Volume 43, Issue 3

Detection of Cocaine on Various Denominations of United States Currency



The presence of cocaine on U.S. paper currency collected in many cities in the United States has previously been reported. Currency becomes contaminated during the exchange, storage and use of cocaine. Different currency denominations are also rolled by drug users and used to snort cocaine. Illicit cocaine is widely abused and therefore the contaminated paper currency can be easily found in common use. A total of 18 bills were analyzed in our laboratory for cocaine. Ten $20 bills were randomly collected in Rockford, IL and four $1 bills in Chicago. An additional four uncirculated S1 bills were analyzed as a control group. All bills were extracted with 0.1 M hydrochloric acid followed by solidphase extraction. Cocaine was identified using gas chromatography/mass spectrometry in full scan mode, and drug quantitation was performed in selected ion monitoring mode. A standard curve was prepared and doxepin was used as an internal standard. In addition, for method validation two levels of control solutions were analyzed simultaneously. Precision and accuracy values were within acceptable ranges. Cocaine was present on 92.8% of all bills collected from the general circulation. All $20 bills were contaminated with cocaine and the amount of drug varied from 0.14 to 10.02 µg of cocaine per bill (itx} = 2.86 µg). Only one $1 bill was cocaine free. In one case ($1 bill), only traces (below quantitation limit) of cocaine were found. All four uncirculated $1 bills were cocaine-free.
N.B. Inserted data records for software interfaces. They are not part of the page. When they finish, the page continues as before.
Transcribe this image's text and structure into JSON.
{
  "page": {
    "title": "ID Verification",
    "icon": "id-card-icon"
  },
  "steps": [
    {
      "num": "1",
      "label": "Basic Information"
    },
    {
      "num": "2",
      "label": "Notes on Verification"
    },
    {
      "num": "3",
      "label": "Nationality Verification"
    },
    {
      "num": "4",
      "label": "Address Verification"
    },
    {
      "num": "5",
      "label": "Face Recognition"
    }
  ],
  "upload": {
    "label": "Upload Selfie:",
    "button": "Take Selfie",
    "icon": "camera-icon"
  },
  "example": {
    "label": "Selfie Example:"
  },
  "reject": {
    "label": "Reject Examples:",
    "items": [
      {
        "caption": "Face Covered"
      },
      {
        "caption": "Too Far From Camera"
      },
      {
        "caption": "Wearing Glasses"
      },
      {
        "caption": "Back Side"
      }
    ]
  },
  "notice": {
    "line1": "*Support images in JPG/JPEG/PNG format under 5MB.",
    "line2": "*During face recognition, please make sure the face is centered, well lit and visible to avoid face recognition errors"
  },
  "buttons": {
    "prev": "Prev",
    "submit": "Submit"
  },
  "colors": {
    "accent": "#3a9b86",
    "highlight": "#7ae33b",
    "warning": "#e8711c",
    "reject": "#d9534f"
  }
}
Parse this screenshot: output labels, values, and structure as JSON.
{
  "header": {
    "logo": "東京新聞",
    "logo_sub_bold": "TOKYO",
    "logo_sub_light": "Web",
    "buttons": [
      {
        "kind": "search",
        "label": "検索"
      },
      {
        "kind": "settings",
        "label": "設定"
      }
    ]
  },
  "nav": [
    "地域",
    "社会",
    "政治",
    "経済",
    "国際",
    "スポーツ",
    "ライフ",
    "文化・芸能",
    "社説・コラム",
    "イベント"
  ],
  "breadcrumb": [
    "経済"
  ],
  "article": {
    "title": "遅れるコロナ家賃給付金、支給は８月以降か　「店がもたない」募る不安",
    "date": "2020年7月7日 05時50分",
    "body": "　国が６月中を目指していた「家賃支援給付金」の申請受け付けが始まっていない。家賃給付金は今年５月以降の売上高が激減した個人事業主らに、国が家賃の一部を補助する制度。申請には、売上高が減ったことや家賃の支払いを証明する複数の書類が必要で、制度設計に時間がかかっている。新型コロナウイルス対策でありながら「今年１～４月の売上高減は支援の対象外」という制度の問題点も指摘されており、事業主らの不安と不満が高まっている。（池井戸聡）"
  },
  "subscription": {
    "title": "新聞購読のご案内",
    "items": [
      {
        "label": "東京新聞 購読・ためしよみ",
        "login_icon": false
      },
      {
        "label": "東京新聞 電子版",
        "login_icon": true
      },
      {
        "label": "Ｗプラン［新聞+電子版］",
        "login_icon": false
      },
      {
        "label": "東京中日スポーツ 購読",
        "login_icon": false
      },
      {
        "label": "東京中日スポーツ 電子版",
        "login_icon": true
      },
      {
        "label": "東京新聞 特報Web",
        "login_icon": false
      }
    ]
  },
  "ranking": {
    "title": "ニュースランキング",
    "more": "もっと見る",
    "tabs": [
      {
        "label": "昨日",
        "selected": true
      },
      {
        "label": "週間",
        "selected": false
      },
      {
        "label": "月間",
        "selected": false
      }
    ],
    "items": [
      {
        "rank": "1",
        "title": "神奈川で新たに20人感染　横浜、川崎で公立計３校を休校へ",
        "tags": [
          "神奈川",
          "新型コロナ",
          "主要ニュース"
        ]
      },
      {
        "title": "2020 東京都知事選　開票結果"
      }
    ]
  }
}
Author Information

Negrusz, A
College of Pharmacy, The University of Illinois at Chicago, Chicago, IL
Perry, JL
College of Pharmacy, The University of Illinois at Chicago, Chicago, IL
Moore, CM
U.S. Drug Testing Laboratories, Inc., Des Plaines, IL
Pages: 4
Price: $25.00
Reprints and Permissions
Reprints and copyright permissions can be requested through the
Copyright Clearance Center
Stock #: JFS16193J
ISSN: 0022-1198
DOI: 10.1520/JFS16193J